• **What is expected**
For each line in the records that contains "Düsseldorf", make a copy.

Extracted data entries
---------------
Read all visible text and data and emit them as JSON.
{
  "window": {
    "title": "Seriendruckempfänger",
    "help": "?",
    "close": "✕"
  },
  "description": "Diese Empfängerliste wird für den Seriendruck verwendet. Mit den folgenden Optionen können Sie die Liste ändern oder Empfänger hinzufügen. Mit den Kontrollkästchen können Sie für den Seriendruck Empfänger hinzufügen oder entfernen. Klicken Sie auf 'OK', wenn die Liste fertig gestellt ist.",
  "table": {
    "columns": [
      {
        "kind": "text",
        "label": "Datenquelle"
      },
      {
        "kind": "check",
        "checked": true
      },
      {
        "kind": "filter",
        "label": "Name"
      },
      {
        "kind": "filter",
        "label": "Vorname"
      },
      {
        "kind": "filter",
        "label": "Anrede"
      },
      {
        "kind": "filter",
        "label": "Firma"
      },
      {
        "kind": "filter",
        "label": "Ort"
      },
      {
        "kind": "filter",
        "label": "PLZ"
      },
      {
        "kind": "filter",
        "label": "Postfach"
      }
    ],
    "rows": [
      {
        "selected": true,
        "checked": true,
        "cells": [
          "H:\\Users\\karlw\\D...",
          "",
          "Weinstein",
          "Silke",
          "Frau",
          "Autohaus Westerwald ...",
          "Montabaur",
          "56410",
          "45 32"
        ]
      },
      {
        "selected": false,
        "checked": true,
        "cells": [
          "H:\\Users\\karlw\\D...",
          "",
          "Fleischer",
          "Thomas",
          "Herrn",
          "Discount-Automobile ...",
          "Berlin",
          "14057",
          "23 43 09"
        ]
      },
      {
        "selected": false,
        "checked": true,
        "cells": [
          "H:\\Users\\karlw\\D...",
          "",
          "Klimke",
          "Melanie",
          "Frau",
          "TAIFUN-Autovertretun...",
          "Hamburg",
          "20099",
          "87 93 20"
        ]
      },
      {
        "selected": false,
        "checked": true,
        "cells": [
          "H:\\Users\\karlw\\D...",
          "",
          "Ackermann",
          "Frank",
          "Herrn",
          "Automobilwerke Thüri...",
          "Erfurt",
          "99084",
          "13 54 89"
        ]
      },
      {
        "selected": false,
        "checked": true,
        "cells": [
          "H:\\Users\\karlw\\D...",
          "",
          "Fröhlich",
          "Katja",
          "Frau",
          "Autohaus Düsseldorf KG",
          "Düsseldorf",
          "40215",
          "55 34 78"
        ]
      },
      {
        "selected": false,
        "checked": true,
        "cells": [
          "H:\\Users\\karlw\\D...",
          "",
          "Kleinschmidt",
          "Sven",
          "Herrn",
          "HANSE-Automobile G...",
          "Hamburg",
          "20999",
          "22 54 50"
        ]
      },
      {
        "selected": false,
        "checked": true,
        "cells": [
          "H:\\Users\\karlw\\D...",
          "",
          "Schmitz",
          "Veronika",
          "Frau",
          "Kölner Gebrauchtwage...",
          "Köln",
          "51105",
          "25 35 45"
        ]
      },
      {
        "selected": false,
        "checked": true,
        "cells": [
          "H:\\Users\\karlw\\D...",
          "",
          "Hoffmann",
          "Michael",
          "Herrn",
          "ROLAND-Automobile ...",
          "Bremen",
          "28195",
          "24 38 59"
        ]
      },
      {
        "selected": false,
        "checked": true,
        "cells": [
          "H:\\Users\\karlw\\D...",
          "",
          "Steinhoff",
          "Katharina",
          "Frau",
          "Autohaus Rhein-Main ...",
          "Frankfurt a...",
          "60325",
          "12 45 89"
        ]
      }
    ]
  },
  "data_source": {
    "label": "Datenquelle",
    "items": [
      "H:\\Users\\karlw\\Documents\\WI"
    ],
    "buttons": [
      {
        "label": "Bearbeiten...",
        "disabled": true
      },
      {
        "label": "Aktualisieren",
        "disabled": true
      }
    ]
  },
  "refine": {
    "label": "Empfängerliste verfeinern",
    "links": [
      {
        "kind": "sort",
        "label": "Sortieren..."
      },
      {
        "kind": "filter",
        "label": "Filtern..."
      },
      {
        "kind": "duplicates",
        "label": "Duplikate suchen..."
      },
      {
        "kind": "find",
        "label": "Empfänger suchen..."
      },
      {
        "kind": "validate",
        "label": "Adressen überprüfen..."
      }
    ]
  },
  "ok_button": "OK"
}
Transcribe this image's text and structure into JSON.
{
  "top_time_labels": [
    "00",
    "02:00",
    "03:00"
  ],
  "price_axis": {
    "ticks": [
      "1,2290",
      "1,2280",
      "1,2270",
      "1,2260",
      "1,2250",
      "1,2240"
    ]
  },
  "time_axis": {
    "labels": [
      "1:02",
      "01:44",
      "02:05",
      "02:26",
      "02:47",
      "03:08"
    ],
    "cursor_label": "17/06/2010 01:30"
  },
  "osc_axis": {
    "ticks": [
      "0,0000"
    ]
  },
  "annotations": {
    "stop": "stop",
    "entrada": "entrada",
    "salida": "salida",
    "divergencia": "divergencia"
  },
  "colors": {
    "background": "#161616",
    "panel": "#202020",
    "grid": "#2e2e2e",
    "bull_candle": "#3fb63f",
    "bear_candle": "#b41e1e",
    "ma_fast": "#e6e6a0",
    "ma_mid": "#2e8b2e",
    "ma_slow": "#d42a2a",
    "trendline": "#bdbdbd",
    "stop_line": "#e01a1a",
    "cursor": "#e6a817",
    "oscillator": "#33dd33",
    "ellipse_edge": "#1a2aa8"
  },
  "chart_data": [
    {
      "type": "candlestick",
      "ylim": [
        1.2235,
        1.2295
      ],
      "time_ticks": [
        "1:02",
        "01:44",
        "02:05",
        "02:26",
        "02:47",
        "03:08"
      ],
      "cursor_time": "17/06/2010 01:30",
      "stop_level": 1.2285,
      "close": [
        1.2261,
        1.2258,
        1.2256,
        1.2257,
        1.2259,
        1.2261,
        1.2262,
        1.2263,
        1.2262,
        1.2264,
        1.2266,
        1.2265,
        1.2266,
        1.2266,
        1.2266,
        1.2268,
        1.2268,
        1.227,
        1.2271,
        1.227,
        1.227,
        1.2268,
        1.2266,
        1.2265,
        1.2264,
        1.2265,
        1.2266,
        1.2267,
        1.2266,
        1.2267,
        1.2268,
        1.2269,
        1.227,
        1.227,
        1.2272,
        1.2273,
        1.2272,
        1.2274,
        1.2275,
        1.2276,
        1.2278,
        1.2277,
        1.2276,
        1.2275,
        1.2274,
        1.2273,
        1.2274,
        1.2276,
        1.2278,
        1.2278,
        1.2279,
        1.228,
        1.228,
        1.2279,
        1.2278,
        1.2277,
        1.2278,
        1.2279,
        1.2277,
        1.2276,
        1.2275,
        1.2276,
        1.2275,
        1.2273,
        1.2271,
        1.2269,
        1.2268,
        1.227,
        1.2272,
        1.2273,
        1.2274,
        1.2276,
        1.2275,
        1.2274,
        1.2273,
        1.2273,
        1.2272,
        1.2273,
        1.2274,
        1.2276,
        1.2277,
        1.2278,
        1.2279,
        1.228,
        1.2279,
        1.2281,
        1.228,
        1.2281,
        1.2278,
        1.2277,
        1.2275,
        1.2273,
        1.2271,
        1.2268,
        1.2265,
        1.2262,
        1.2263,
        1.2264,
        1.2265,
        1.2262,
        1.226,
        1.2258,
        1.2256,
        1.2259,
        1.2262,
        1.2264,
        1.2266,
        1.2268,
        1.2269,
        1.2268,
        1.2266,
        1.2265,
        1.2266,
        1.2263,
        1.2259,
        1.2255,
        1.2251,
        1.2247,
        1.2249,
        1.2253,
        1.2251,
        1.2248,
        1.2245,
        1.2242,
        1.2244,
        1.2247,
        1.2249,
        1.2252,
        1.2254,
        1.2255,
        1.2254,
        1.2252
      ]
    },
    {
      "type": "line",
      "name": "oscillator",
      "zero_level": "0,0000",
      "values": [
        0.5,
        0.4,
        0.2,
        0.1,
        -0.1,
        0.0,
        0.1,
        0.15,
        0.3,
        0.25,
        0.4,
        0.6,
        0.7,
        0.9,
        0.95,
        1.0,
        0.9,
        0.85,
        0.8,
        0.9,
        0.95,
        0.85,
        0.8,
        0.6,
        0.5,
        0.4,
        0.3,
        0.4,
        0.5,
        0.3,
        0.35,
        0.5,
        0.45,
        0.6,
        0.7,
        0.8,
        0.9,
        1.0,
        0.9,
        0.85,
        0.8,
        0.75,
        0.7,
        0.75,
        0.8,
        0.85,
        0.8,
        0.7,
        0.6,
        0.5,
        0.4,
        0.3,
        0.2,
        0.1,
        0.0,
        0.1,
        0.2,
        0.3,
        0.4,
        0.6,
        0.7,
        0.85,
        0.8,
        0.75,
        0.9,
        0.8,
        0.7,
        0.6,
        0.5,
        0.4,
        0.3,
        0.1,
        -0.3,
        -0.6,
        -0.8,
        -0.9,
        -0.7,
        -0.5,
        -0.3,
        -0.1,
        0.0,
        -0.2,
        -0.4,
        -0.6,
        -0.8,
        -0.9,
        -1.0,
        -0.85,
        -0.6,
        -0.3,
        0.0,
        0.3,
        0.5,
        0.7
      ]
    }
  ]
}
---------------
• **Response to the task**
          "Autohaus Düsseldorf KG",
          "Düsseldorf",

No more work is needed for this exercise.